The Political Economy of Conflict and Cooperation

Jeffrey D. Wilson

Chapter 9 explores the future of resource politics of the Asia-Pacific. It begins by summarising the core findings of the study: that international resource conflicts are driven by domestic and international securitising pressures, which have been intensifying in the Asia-Pacific since the mid-2000s. It then explores how these dynamics are likely to develop in future years, particularly as the resource boom has begun to turn to ‘bust’ since 2014. While falling prices might notionally be expected to help ameliorate resource conflicts in coming years, the political-economy drivers of securitisation remain deep-rooted in the domestic politics of key regional players. While resource insecurity remains an existential problem for regional governments such as China, Japan and Korea, they will remain committed to conflictual economic nationalist policies. In many producer states, the securitisation of resources is as much to do with domestic regime security as movements in international prices, and will persist through the market downturn.

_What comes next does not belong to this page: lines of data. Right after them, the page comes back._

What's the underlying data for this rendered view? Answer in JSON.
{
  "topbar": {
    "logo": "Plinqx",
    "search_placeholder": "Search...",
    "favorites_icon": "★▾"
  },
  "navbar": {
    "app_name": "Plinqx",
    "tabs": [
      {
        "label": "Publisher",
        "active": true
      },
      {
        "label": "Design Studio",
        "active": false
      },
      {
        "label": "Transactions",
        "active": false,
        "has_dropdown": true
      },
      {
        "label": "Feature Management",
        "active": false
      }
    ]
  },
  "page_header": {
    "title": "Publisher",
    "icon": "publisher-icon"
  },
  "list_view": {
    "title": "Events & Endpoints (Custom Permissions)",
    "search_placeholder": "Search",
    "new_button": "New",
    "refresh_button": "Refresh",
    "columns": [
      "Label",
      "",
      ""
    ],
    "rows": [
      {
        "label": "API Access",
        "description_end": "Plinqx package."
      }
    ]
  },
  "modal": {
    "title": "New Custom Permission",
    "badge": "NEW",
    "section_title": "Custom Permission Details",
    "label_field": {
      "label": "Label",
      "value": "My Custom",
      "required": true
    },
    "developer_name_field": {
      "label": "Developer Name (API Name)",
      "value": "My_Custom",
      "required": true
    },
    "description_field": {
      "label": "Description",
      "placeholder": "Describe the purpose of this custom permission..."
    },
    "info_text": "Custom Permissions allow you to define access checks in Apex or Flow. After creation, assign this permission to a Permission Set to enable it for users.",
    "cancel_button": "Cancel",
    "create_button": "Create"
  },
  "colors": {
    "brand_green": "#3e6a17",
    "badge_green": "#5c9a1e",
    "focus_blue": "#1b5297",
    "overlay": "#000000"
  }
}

For rising powers in the region – such as China and Russia – the intersection between geopolitical aspirations and resources make their future de-politicisation unlikely. Resource interdependence can be expected to contribute to conflict tendencies in the international politics of the Asia-Pacific for some years yet.